* [Data supplied]

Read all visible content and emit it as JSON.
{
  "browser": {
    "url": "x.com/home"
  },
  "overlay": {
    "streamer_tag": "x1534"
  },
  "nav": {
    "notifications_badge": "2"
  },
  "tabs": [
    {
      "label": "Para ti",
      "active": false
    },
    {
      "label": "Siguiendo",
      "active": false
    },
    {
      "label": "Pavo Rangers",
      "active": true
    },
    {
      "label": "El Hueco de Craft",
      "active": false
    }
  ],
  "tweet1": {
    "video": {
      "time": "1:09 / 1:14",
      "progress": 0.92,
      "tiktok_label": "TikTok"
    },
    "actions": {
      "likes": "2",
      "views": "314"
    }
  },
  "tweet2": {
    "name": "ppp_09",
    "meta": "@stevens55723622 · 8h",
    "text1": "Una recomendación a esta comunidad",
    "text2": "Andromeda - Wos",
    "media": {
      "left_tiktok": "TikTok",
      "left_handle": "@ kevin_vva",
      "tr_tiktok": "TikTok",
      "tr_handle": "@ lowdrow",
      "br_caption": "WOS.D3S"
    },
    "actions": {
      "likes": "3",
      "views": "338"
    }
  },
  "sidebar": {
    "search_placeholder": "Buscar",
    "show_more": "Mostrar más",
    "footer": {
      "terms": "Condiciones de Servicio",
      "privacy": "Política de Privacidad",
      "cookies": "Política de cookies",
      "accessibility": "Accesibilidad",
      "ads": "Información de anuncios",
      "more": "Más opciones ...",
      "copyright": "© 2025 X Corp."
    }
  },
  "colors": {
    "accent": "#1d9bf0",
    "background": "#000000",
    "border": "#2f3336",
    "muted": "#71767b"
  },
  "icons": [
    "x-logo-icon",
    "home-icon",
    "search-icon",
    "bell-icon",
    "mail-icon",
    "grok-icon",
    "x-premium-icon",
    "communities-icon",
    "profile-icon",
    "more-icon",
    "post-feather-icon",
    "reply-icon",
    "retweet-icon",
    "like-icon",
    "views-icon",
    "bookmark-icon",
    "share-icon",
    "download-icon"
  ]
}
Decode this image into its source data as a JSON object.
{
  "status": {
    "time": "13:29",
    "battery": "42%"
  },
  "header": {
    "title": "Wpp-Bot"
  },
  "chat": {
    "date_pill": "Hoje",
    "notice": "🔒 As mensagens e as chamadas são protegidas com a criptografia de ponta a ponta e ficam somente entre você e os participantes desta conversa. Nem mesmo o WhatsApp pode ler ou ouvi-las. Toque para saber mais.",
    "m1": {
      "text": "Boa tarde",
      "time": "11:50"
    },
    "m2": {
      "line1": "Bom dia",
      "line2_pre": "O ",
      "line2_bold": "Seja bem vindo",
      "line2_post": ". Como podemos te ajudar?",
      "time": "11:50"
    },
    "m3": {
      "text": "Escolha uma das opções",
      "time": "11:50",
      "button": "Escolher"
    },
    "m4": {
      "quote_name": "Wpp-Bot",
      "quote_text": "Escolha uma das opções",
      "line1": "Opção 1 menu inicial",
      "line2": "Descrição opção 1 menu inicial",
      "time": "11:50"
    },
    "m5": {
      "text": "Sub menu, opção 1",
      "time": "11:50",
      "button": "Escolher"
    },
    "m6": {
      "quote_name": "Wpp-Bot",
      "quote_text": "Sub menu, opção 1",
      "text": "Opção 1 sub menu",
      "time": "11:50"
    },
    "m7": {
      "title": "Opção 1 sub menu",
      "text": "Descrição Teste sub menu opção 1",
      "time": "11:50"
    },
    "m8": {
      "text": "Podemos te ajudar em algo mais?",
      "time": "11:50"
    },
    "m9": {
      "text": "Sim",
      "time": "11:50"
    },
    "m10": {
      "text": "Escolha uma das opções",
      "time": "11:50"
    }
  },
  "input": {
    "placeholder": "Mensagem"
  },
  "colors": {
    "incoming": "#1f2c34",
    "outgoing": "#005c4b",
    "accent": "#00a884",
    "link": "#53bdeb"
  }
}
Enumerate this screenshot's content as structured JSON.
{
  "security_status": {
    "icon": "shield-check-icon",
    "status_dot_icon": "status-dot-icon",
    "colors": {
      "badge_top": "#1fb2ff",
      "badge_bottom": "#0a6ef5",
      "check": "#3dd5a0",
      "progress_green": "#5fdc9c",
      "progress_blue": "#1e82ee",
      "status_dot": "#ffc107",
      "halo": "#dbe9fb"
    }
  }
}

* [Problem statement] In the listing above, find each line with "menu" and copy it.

* [Solution for this task]
      "line1": "Opção 1 menu inicial",
      "line2": "Descrição opção 1 menu inicial",
      "text": "Sub menu, opção 1",
      "quote_text": "Sub menu, opção 1",
      "text": "Opção 1 sub menu",
      "title": "Opção 1 sub menu",
      "text": "Descrição Teste sub menu opção 1",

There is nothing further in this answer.